◆ **Extracted data**:
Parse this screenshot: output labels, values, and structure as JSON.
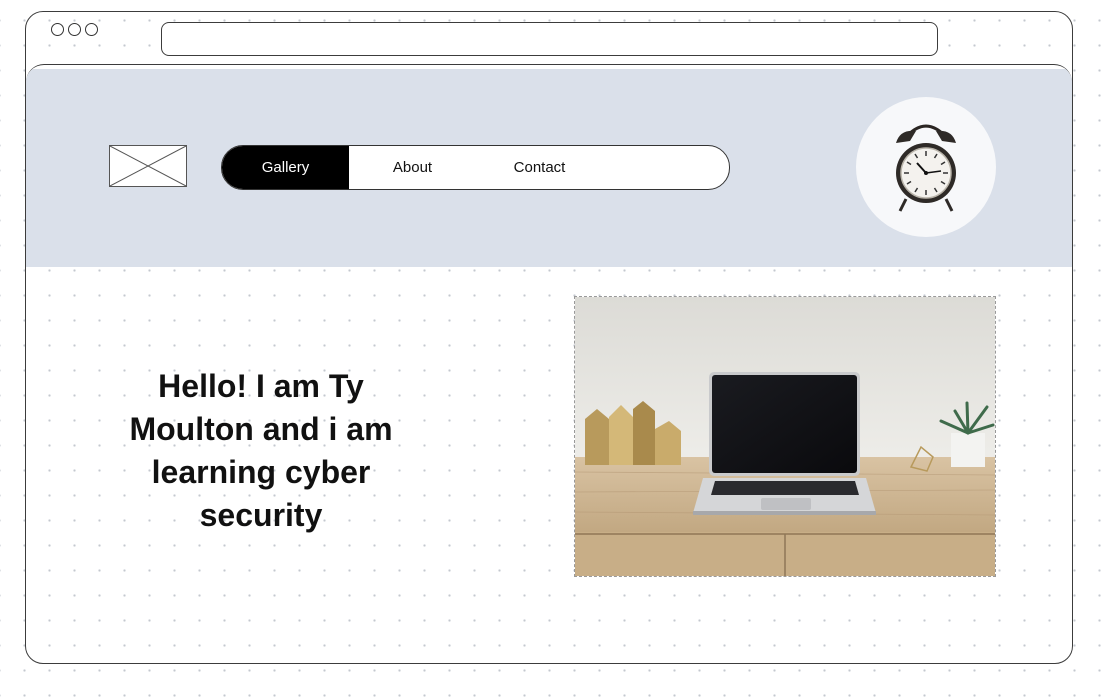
{
  "window": {
    "url": ""
  },
  "nav": {
    "items": [
      {
        "label": "Gallery",
        "active": true
      },
      {
        "label": "About",
        "active": false
      },
      {
        "label": "Contact",
        "active": false
      }
    ]
  },
  "hero": {
    "heading": "Hello! I am Ty Moulton and i am learning cyber security"
  },
  "colors": {
    "header_background": "#dae0ea",
    "nav_active_background": "#000000"
  },
  "icons": {
    "logo": "image-placeholder-icon",
    "avatar": "alarm-clock-image",
    "hero": "laptop-desk-image"
  }
}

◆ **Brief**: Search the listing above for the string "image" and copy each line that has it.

◆ **Exercise output**:
    "logo": "image-placeholder-icon",
    "avatar": "alarm-clock-image",
    "hero": "laptop-desk-image"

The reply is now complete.